Task prompt: Nothing in the records may be dropped or altered when you repeat them.

Study material:
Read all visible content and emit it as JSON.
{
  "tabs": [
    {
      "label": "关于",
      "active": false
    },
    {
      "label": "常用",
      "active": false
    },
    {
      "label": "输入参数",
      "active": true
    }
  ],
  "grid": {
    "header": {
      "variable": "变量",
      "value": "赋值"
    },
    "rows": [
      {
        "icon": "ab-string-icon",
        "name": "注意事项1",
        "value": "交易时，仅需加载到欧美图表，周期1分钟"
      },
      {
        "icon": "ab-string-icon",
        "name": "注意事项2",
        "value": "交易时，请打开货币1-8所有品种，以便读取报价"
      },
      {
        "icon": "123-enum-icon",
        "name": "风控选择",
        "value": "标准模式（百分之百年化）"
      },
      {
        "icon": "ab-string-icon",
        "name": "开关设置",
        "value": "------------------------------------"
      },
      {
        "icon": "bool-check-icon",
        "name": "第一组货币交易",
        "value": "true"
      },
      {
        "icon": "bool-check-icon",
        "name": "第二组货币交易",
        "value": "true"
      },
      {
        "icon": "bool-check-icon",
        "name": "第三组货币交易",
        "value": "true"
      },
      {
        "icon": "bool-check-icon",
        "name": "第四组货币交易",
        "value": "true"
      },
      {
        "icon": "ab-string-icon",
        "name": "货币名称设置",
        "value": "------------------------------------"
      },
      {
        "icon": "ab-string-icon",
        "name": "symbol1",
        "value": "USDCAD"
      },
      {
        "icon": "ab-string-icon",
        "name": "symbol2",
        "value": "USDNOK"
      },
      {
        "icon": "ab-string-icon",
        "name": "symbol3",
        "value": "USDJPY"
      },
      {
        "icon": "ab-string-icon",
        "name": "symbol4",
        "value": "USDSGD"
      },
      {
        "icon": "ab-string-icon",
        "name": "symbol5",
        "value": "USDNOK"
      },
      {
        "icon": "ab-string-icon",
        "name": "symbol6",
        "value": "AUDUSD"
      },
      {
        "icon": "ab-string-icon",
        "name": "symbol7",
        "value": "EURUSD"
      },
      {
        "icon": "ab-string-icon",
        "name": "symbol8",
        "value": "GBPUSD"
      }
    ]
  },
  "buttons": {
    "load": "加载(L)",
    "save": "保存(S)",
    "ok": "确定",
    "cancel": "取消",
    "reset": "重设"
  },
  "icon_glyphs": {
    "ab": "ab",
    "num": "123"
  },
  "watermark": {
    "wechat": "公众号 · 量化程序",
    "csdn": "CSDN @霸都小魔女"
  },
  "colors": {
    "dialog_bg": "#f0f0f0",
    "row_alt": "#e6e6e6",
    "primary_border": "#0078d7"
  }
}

Finished exercise:
Read all visible content and emit it as JSON.
{
  "tabs": [
    {
      "label": "关于",
      "active": false
    },
    {
      "label": "常用",
      "active": false
    },
    {
      "label": "输入参数",
      "active": true
    }
  ],
  "grid": {
    "header": {
      "variable": "变量",
      "value": "赋值"
    },
    "rows": [
      {
        "icon": "ab-string-icon",
        "name": "注意事项1",
        "value": "交易时，仅需加载到欧美图表，周期1分钟"
      },
      {
        "icon": "ab-string-icon",
        "name": "注意事项2",
        "value": "交易时，请打开货币1-8所有品种，以便读取报价"
      },
      {
        "icon": "123-enum-icon",
        "name": "风控选择",
        "value": "标准模式（百分之百年化）"
      },
      {
        "icon": "ab-string-icon",
        "name": "开关设置",
        "value": "------------------------------------"
      },
      {
        "icon": "bool-check-icon",
        "name": "第一组货币交易",
        "value": "true"
      },
      {
        "icon": "bool-check-icon",
        "name": "第二组货币交易",
        "value": "true"
      },
      {
        "icon": "bool-check-icon",
        "name": "第三组货币交易",
        "value": "true"
      },
      {
        "icon": "bool-check-icon",
        "name": "第四组货币交易",
        "value": "true"
      },
      {
        "icon": "ab-string-icon",
        "name": "货币名称设置",
        "value": "------------------------------------"
      },
      {
        "icon": "ab-string-icon",
        "name": "symbol1",
        "value": "USDCAD"
      },
      {
        "icon": "ab-string-icon",
        "name": "symbol2",
        "value": "USDNOK"
      },
      {
        "icon": "ab-string-icon",
        "name": "symbol3",
        "value": "USDJPY"
      },
      {
        "icon": "ab-string-icon",
        "name": "symbol4",
        "value": "USDSGD"
      },
      {
        "icon": "ab-string-icon",
        "name": "symbol5",
        "value": "USDNOK"
      },
      {
        "icon": "ab-string-icon",
        "name": "symbol6",
        "value": "AUDUSD"
      },
      {
        "icon": "ab-string-icon",
        "name": "symbol7",
        "value": "EURUSD"
      },
      {
        "icon": "ab-string-icon",
        "name": "symbol8",
        "value": "GBPUSD"
      }
    ]
  },
  "buttons": {
    "load": "加载(L)",
    "save": "保存(S)",
    "ok": "确定",
    "cancel": "取消",
    "reset": "重设"
  },
  "icon_glyphs": {
    "ab": "ab",
    "num": "123"
  },
  "watermark": {
    "wechat": "公众号 · 量化程序",
    "csdn": "CSDN @霸都小魔女"
  },
  "colors": {
    "dialog_bg": "#f0f0f0",
    "row_alt": "#e6e6e6",
    "primary_border": "#0078d7"
  }
}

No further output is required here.